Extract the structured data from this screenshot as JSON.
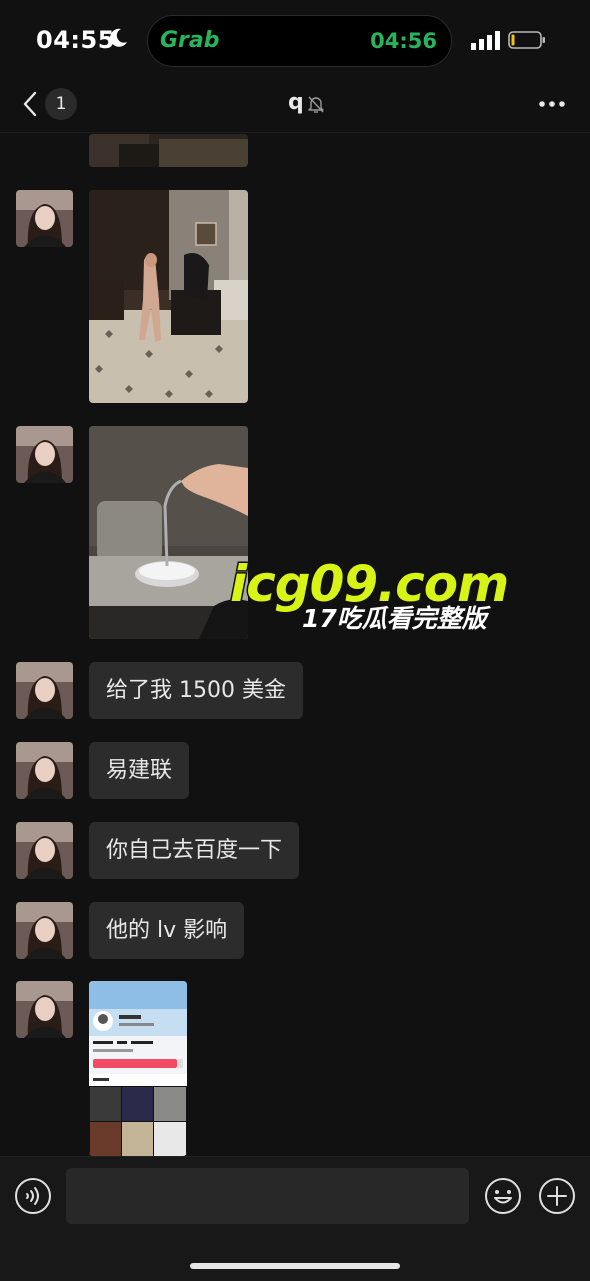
{
  "status_bar": {
    "time": "04:55",
    "island_app": "Grab",
    "island_time": "04:56"
  },
  "header": {
    "back_badge": "1",
    "title": "q"
  },
  "messages": [
    {
      "type": "image",
      "description_icon": "photo-icon"
    },
    {
      "type": "image",
      "description_icon": "photo-icon"
    },
    {
      "type": "image",
      "description_icon": "photo-icon"
    },
    {
      "type": "text",
      "text": "给了我 1500 美金"
    },
    {
      "type": "text",
      "text": "易建联"
    },
    {
      "type": "text",
      "text": "你自己去百度一下"
    },
    {
      "type": "text",
      "text": "他的 lv 影响"
    },
    {
      "type": "image",
      "description_icon": "photo-icon"
    }
  ],
  "watermark": {
    "main": "icg09.com",
    "sub": "17吃瓜看完整版"
  },
  "colors": {
    "background": "#111111",
    "bubble": "#2c2c2c",
    "grab_green": "#27b45a",
    "watermark_yellow": "#d8f316"
  }
}
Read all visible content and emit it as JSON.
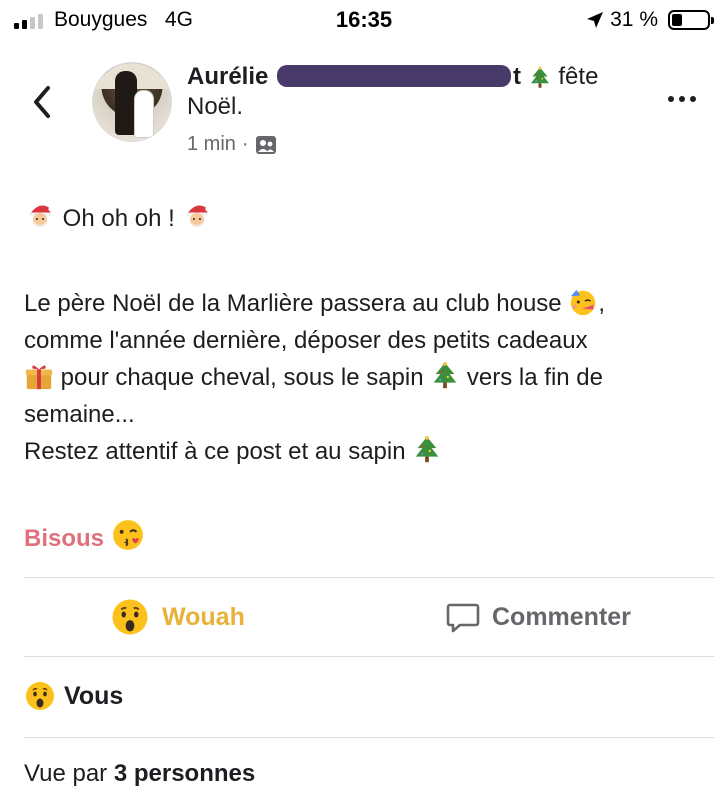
{
  "status_bar": {
    "carrier": "Bouygues",
    "network": "4G",
    "time": "16:35",
    "battery": "31 %"
  },
  "post": {
    "author": "Aurélie",
    "author_suffix": "t",
    "activity": "fête Noël.",
    "time_ago": "1 min",
    "separator": "·",
    "lines": {
      "greeting": "Oh oh oh !",
      "l1": "Le père Noël de la Marlière passera au club house",
      "l2": "comme l'année dernière, déposer des petits cadeaux",
      "l3": "pour chaque cheval, sous le sapin",
      "l3b": "vers la fin de",
      "l4": "semaine...",
      "l5": "Restez attentif à ce post et au sapin"
    },
    "closing": "Bisous"
  },
  "actions": {
    "reaction_label": "Wouah",
    "comment_label": "Commenter"
  },
  "reactions": {
    "by": "Vous"
  },
  "views": {
    "prefix": "Vue par",
    "count_text": "3 personnes"
  },
  "icons": {
    "back": "chevron-left-icon",
    "more": "more-options-icon",
    "audience": "friends-audience-icon",
    "comment": "comment-bubble-icon",
    "location": "location-arrow-icon"
  },
  "colors": {
    "reaction": "#e8b23a",
    "bisous": "#e0707c",
    "muted": "#65676b"
  }
}
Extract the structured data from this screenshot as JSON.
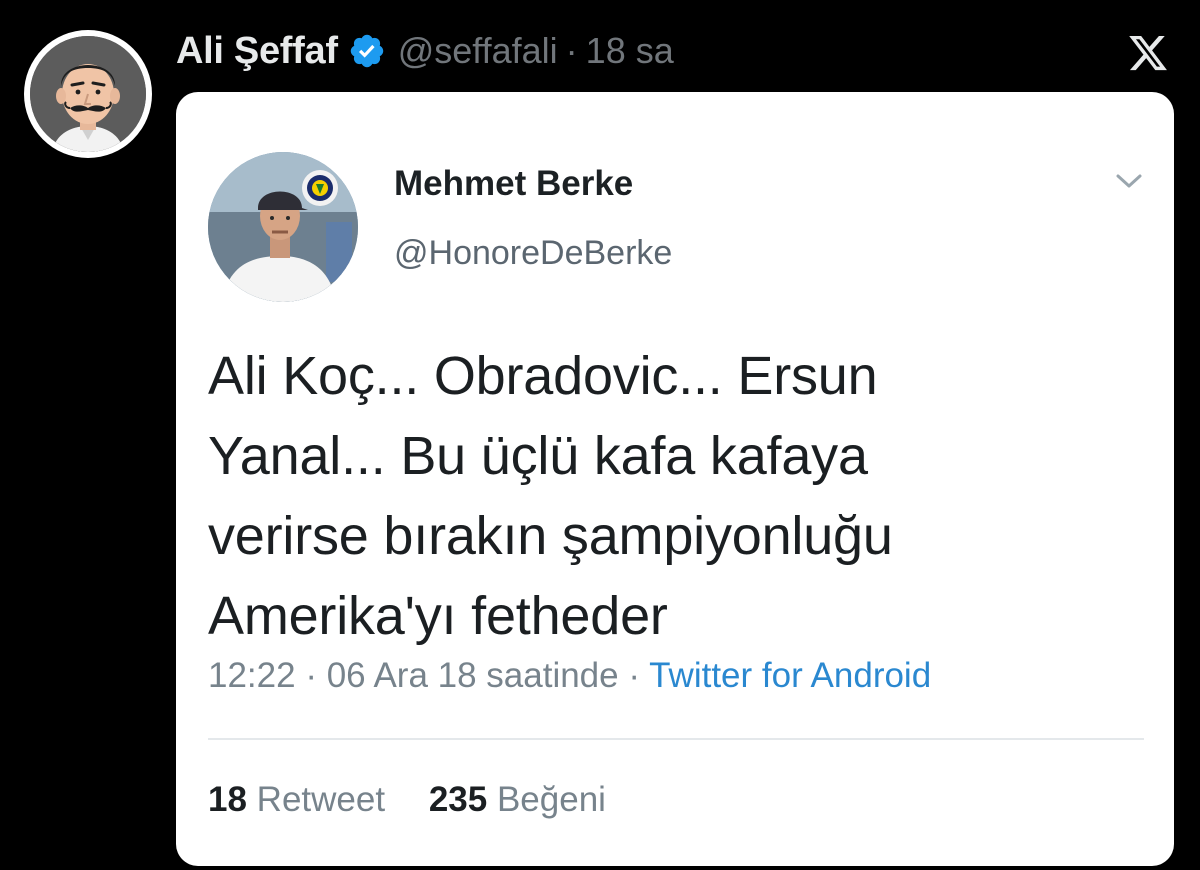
{
  "outer_tweet": {
    "author_name": "Ali Şeffaf",
    "handle": "@seffafali",
    "separator": "·",
    "time": "18 sa",
    "verified_icon": "verified-badge-icon",
    "platform_icon": "x-logo-icon"
  },
  "quoted_screenshot": {
    "author_name": "Mehmet Berke",
    "handle": "@HonoreDeBerke",
    "text_lines": [
      "Ali Koç... Obradovic... Ersun",
      "Yanal... Bu üçlü kafa kafaya",
      "verirse bırakın şampiyonluğu",
      "Amerika'yı fetheder"
    ],
    "time": "12:22",
    "date": "06 Ara 18 saatinde",
    "separator": "·",
    "source": "Twitter for Android",
    "retweets_count": "18",
    "retweets_label": "Retweet",
    "likes_count": "235",
    "likes_label": "Beğeni"
  },
  "colors": {
    "background": "#000000",
    "card": "#ffffff",
    "verified_blue": "#1d9bf0",
    "link_blue": "#2a88d0",
    "muted_text": "#71767b"
  }
}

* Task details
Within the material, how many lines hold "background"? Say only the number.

* Response area
2